The genus Legionella is a group of more than 50 Gram-negative bacteria. Legionella has been discovered to be a genetically diverse species with 7-11% of genes strain-specific.
Upon inhalation, the bacteria can infect alveolar macrophages, where the bacteria can replicate. This results in Legionnaires’ disease and the less severe illness Pontiac fever. Legionella transmission is via inhalation of water droplets from a contaminated source that has allowed the organism to grow and spread (e.g., cooling towers). Transmission also occurs less commonly via aspiration of drinking water from an infected source.
Prodromal symptoms are flu-like, including fever, chills, and dry cough. Advanced stages of the disease cause problems with the gastrointestinal tract and the nervous system and lead to diarrhea and nausea.

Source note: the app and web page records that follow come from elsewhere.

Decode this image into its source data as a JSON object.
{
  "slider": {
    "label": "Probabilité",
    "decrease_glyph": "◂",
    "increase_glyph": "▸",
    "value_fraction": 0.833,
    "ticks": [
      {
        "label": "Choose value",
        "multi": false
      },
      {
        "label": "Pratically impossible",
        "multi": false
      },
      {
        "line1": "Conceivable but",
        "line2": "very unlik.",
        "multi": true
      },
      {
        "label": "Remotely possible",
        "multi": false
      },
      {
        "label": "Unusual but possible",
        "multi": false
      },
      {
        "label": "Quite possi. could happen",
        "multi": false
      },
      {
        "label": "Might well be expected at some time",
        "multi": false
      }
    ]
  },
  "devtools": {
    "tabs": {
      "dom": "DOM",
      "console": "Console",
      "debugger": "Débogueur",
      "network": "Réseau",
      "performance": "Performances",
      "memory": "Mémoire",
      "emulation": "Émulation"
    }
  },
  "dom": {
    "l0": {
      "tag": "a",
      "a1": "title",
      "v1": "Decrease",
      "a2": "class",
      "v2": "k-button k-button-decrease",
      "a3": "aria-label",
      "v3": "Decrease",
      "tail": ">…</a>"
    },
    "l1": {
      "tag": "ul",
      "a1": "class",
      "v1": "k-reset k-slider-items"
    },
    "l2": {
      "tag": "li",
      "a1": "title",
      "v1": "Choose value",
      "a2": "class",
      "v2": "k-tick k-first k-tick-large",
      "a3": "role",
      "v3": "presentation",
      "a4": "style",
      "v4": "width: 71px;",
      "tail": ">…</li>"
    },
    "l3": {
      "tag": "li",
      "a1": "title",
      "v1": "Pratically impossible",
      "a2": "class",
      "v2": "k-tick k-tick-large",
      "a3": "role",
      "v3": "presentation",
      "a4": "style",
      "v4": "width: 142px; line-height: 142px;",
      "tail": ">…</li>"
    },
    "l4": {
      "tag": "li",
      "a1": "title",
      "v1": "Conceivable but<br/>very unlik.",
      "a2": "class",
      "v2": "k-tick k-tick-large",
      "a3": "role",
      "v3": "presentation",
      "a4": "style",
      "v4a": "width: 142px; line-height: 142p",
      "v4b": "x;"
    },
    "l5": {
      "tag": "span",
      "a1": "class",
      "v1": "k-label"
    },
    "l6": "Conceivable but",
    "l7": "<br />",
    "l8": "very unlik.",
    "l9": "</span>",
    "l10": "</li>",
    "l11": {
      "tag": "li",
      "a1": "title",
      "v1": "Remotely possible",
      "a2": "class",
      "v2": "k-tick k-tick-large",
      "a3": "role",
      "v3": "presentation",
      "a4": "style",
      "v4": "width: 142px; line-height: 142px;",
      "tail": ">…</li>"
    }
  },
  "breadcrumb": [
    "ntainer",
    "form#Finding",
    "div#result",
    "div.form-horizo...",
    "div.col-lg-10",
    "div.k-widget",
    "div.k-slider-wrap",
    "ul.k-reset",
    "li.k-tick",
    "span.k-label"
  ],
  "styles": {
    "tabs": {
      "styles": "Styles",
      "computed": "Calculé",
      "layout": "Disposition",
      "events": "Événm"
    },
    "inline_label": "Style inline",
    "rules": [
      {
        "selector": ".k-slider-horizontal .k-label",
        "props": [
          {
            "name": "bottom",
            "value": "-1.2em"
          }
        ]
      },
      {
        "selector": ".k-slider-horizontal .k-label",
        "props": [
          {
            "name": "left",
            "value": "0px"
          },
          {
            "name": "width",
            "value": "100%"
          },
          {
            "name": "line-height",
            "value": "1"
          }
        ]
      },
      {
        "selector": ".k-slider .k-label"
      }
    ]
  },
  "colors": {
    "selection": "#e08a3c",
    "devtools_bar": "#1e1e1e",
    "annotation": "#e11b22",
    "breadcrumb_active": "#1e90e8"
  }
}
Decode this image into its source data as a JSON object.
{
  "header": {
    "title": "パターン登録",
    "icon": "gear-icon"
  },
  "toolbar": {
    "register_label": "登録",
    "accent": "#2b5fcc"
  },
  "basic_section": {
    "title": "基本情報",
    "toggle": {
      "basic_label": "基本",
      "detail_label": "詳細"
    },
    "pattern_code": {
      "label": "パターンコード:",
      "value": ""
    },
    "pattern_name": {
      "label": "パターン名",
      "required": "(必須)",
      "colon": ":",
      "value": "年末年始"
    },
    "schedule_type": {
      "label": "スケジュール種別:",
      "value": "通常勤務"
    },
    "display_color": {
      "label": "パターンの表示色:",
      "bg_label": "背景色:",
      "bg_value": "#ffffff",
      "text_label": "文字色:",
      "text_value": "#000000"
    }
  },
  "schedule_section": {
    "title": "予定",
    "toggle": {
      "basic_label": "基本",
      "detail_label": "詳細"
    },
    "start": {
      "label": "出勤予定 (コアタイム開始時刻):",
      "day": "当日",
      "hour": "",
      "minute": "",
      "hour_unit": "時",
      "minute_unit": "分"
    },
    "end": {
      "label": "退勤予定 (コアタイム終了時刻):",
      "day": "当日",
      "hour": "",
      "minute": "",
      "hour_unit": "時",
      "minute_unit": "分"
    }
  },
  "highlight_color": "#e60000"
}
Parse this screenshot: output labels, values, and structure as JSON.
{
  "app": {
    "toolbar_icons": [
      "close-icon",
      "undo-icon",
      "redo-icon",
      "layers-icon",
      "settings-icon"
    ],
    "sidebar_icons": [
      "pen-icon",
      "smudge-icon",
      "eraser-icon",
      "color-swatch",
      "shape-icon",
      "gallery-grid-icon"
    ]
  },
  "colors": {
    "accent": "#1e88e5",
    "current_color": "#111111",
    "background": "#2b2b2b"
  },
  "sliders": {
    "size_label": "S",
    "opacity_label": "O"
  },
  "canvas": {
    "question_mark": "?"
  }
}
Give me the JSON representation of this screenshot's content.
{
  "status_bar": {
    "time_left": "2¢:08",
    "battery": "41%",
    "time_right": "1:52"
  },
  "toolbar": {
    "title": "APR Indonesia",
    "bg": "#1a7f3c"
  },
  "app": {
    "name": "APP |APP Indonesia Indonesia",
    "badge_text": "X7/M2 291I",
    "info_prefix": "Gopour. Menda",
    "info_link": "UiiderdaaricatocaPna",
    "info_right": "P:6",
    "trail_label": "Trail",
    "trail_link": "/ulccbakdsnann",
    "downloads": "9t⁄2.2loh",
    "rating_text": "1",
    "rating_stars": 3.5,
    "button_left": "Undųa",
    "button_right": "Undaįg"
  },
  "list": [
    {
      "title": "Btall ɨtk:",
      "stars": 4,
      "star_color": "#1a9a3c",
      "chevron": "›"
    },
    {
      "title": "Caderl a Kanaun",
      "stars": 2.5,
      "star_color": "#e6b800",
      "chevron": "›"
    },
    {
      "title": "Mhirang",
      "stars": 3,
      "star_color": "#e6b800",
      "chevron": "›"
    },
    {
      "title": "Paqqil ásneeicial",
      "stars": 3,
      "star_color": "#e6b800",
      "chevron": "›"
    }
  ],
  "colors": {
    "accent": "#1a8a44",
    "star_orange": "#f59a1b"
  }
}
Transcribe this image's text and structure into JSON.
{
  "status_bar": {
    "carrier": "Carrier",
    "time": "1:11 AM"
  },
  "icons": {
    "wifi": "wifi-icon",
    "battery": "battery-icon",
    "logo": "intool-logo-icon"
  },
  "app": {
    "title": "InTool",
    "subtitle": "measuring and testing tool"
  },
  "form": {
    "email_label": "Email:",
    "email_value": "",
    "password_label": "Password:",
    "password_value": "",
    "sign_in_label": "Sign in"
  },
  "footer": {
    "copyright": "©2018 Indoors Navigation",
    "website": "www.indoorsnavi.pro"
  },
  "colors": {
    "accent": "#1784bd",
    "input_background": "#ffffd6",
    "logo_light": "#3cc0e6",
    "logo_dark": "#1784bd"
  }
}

Other advanced symptoms of pneumonia may also present. However, the disease is generally not a threat to most healthy individuals, and tends to lead to severe symptoms more often in immunocompromised hosts and the elderly.